By Roger Payne
Scribner, 431 pp

Among Whales is the summation of a lifetime of study by one of the world’s foremost authorities on whales. Above all, it drives home two points. First, we know next to nothing about whales. Second, we know enough to know that killing them is unforgivable.

We certainly don’t kill them out of self-defence. Whales are among the most benign, peaceable creatures on Earth. And not even whalers would say we kill them for sport. Whale hunting consists of chasing the quarry down in 100-tonne catcher boats, sailing close enough to fire an explosive harpoon into exposed flesh from a high-powered cannon, then butchering the carcass on the deck of a factory ship while immense open vats boil the meat down for its oil. There’s no honour in that.

There is no morally defensible reason why Japanese, Norwegian or Icelandic vessels should still be slaughtering these animals. There isn’t one product rendered from the carcass of a whale that cannot be manufactured by other means. The days of whale-oil margarine and whale-bone corsets are long gone.

Yet despite an international moratorium declared in 1986, the whalers are still out there. The whaling nations contend their reasons are benign, that the whale hunt is essential to the livelihoods and cultures of entire sea-faring communities. Roger Payne, who has been an adviser to the International Whaling Commission for more than 20 years, tells a different story.

The IWC is not a body uniformly devoted to the protection of whales. Like any international caucus, it seethes with competing interests. Nor is it called the Anti-Whaling Commission. Divided though it may be, its membership tends to represent the sector of the global economy that depends on the sea. Despite the advice of scientists and the protests of activists, the IWC is a diplomatic apparatus for deciding how much they can all get away with. The fact remains that there is still a market for whale products, and money speaks louder than morals.

The most callous of the offenders, in Payne’s view, are the Japanese. He loves them as a people, but they happen to have a taste for whale “belly meat” – a strip of muscle that runs down to the navel. Their proud isolationism also means they’ll be damned if they’re going to let other countries tell them how to conduct their business.

In the name of tiny coastal communities, then, the Japanese are not above buying the IWC votes of Caribbean nations with enormous development projects, or using a loophole that permits whaling for “scientific” purposes, or gumming up IWC meetings with petty points of protocol. Payne cites the example of a conference in Brighton, England, at which the Japanese power play consisted of attempting to have him ejected on the grounds that his credentials had been faxed rather than mailed, as the regulations clearly stipulated.

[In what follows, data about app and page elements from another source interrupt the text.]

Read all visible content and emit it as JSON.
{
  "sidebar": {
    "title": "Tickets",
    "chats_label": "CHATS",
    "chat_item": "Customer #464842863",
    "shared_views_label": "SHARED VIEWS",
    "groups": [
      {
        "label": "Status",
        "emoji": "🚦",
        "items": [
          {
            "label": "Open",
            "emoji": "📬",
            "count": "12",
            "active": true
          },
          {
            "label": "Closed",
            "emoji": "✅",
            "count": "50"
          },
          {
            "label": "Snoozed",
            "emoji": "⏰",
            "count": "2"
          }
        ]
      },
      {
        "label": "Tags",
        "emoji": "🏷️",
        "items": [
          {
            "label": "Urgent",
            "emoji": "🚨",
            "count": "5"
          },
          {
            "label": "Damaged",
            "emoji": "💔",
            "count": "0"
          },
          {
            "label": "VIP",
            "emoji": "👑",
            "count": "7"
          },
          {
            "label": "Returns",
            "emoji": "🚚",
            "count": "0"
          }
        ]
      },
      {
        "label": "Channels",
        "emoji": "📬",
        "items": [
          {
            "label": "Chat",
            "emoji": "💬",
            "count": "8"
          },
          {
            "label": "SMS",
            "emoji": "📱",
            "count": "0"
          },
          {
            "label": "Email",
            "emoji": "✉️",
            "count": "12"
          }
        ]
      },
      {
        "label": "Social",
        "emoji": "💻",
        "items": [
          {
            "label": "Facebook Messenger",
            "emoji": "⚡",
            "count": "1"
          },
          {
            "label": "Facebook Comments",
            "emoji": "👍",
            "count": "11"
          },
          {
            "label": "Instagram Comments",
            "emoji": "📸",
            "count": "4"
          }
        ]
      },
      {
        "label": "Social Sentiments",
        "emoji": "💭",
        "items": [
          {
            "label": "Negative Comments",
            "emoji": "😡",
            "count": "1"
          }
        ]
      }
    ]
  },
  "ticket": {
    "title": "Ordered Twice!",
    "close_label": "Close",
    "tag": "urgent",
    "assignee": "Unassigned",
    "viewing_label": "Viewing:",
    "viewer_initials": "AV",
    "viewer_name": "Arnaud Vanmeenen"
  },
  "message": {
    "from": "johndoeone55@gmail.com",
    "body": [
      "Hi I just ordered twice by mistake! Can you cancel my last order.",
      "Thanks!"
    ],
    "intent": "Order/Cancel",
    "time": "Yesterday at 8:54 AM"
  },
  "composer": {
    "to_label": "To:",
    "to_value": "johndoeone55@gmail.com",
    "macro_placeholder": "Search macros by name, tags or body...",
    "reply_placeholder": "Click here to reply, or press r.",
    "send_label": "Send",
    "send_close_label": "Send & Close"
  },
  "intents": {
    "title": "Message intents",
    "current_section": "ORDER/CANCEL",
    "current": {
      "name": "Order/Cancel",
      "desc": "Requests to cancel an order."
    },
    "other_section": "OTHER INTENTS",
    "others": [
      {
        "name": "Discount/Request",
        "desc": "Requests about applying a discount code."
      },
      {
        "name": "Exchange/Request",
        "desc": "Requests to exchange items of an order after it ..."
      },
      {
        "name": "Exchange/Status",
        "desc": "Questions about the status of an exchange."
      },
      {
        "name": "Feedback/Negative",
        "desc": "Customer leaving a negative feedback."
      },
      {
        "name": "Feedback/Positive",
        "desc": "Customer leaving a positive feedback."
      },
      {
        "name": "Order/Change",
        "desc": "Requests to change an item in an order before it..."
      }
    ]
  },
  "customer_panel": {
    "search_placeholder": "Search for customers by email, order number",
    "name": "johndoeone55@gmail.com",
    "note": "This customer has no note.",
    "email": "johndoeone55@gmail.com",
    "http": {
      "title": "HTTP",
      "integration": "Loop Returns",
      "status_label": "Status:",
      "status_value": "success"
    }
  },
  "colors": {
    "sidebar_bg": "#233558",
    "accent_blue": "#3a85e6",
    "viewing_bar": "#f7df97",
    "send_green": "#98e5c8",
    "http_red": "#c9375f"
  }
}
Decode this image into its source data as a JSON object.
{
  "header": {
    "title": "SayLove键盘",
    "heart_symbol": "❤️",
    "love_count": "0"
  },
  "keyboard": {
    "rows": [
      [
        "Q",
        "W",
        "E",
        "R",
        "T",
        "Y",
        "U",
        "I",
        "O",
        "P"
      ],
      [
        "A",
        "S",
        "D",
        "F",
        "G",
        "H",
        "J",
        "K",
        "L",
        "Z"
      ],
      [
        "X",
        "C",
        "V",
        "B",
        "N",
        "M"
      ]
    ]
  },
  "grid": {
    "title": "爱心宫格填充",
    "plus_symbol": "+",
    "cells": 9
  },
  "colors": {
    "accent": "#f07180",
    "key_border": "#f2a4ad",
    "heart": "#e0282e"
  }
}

The incident couldn’t have been more absurd, except that the hotel was hosting a convention of Elvis impersonators at the same time. The chapter on the IWC alone is recommended reading for students of international relations.

But this makes it sound as though the book is about bureaucracy, when it’s really about whales and what we know about them. If anyone is well placed to tell this story, it is Payne, currently president of the Whale Conservation Institute in Lincoln, Mass. In the sixties, he was the one who noticed that the calls of whales conformed to the formal structure of human songs. In the seventies, he suggested that these vocalizations might carry across entire oceans, over distances of perhaps 4,800 kilometres. At the time, conventional wisdom scoffed, but the latest studies indicate he was on to something.

For all his expertise, though, at every turn he confesses ignorance. Whales are the largest animals alive, the blue whale far bigger than any dinosaur. But unlike the dinosaurs, whales have these enormous brains. Why? What do they use them for? How smart are they?

There are a host of theories, and Payne arrays them all, but he also stresses there is not a shred of evidence one way or another. He himself spent years on a windswept crag in Patagonia, observing the same population of right whales; he studied whales the way Jane Goodall studies chimpanzees. But while Goodall has been able to get close enough, regularly enough, to map the social structure of her chimps, humans cannot swim with whales through the depths where they spend much of their time.

Those studying whale populations are limited to sightings at the surface. Even identifying individuals in a pod is a tricky business dependent on identifiable scars and patterns of parasite infestation.

The most interesting questions about whales, therefore, remain unanswered. What’s their kinship structure? What do their songs mean? What are their migratory patterns? Why do they migrate? If anything, the fact that the answers to these questions are up for grabs makes Among Whales the more tantalizing. The theories are often brilliantly inventive, but what’s really needed is more research.

This is a fine book, brimming with facts and ideas, not to mention passionately, literately written. There is only one caveat: The manuscript could have used a more steely-eyed editor. It is too often meandering and repetitive. The chapters aren’t in the right order. The fact checking isn’t what it might be. At one point, the book asserts that whales are 95 per cent water. Almost 50 pages later, the figure has dropped to 65 per cent.

Quibble, quibble. eg

  • Globe and Mail July 1, 1995